We drained, cleaned and dressed the wound often. We gave Sammi antibiotics to prevent further infections. Tanya phoned a vet and described the situation. He advised that she continue her treatment as he wouldn’t be able to do surgery (if it was needed) until the infection was gone.
When I left the shelter, Sammi was still in care but getting better. Her foot was healing nicely and she spent most of her time exploring in the garden. Hopefully, her injury has healed completely and she is healthy enough to move to a pre-release site to continue her recovery.
Everyday eco-warriors are making a difference in the lives of so many animals. It’s essential to call the Queensland RSPCA’s wildlife hotline (1 300 ANIMAL) when you see wildlife in need. They will dispatch a qualified wildlife carer who can quickly be there to help you.
A family holidaying in South Mission Beach were on their way to the beach when they came across an adult wallaby on the roadside. The mother, Samina, phoned to report seeing movement in the pouch. She thought a joey may still be alive inside but was unsure what to do.
When Tanya and I arrived at the scene, we found Samina and her family surrounding a young female wallaby beside the road. Tanya checked the wallaby, but she had already perished from her injuries. It was obvious that she was a victim of a car strike, which is so common in the area.
Next, Tanya checked the female’s pouch for the live young. The joey was little but fighting to live. She had a few nasty-looking scrapes and her legs and tail weren’t very responsive. We feared she may have broken her back or spine in the accident and needed to get her back to the shelter for a more thorough exam. We quickly thanked the family and named the little joey Samina after her savior.
Back at the shelter, Tanya treated Samina’s injuries to combat infection and gave her a dose of pain killers. Samina’s main issue continued to be her unresponsive legs and tail. But, Tanya couldn’t find any broken bones and hoped it was only swelling around the spine that was limiting Samina’s movements. Tanya decided to keep Samina under observation for the night to see if any mobility returned.

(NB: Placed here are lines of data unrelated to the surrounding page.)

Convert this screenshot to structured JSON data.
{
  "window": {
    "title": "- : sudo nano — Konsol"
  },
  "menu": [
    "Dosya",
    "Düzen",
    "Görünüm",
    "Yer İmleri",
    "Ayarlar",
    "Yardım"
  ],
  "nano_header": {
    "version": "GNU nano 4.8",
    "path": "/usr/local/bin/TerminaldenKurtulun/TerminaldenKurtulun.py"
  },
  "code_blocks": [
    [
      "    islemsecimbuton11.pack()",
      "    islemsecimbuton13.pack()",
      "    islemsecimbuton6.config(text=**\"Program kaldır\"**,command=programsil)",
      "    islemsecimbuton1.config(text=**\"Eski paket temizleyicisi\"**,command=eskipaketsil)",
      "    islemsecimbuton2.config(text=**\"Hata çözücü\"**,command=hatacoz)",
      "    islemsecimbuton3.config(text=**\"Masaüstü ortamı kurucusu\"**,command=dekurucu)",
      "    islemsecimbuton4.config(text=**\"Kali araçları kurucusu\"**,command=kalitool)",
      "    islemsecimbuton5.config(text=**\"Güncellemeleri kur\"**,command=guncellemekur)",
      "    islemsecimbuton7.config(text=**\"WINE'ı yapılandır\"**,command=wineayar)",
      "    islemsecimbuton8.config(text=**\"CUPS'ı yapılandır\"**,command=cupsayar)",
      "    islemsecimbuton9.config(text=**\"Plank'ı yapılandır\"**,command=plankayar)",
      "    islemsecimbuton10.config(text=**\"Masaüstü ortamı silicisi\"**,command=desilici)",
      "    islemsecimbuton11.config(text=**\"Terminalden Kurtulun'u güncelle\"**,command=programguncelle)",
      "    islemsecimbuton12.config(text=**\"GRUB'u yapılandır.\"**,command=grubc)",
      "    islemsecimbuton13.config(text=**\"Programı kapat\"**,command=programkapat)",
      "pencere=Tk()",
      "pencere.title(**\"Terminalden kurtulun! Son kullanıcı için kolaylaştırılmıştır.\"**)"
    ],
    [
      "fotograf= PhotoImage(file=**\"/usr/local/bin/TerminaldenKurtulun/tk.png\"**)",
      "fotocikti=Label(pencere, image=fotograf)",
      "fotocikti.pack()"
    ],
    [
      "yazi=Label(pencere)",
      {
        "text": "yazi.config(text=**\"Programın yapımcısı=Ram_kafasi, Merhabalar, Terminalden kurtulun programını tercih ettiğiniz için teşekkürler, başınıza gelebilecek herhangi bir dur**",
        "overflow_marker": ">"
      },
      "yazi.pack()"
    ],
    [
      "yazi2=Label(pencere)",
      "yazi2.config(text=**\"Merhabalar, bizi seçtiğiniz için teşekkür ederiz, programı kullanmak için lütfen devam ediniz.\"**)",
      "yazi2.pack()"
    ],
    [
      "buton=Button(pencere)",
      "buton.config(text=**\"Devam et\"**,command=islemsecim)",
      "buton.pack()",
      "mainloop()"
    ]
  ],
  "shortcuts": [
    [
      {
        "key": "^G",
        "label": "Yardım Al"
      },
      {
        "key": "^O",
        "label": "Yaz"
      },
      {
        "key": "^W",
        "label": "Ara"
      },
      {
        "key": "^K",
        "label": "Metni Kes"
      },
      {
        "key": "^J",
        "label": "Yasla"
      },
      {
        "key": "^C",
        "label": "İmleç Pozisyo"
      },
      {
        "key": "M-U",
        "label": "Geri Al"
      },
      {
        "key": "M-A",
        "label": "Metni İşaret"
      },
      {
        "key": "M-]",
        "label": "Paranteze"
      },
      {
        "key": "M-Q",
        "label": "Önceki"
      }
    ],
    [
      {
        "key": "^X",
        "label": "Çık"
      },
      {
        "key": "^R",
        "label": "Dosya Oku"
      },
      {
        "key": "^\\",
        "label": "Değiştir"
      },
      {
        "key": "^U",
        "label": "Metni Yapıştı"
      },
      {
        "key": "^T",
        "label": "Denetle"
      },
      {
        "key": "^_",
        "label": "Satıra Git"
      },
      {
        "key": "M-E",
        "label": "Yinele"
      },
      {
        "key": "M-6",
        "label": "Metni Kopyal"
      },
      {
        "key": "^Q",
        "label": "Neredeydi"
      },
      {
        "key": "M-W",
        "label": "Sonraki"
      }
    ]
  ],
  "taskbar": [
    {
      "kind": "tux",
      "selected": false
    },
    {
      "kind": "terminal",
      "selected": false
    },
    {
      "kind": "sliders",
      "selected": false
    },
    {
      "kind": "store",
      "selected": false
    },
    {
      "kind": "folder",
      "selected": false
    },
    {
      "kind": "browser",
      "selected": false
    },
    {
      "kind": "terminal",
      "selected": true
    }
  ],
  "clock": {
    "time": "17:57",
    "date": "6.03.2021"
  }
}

Over the next few days, Samina’s condition improved. She gained full control and movement of her legs and tail. The car strike didn’t seem to affect the way she functioned at all, and she continued to grow stronger.
Without the help of human Samina and her family, wallaby Samina would never have had a chance to live. A simple call to 1 300 ANIMAL, can change the fate of an animal’s life. Who knows how long Samina would have been left in her mother’s pouch before someone noticed her? On her own, she would have starved to death or been killed by a predator. Thanks to Samina and her family, this joey will grow up to be wild again one day.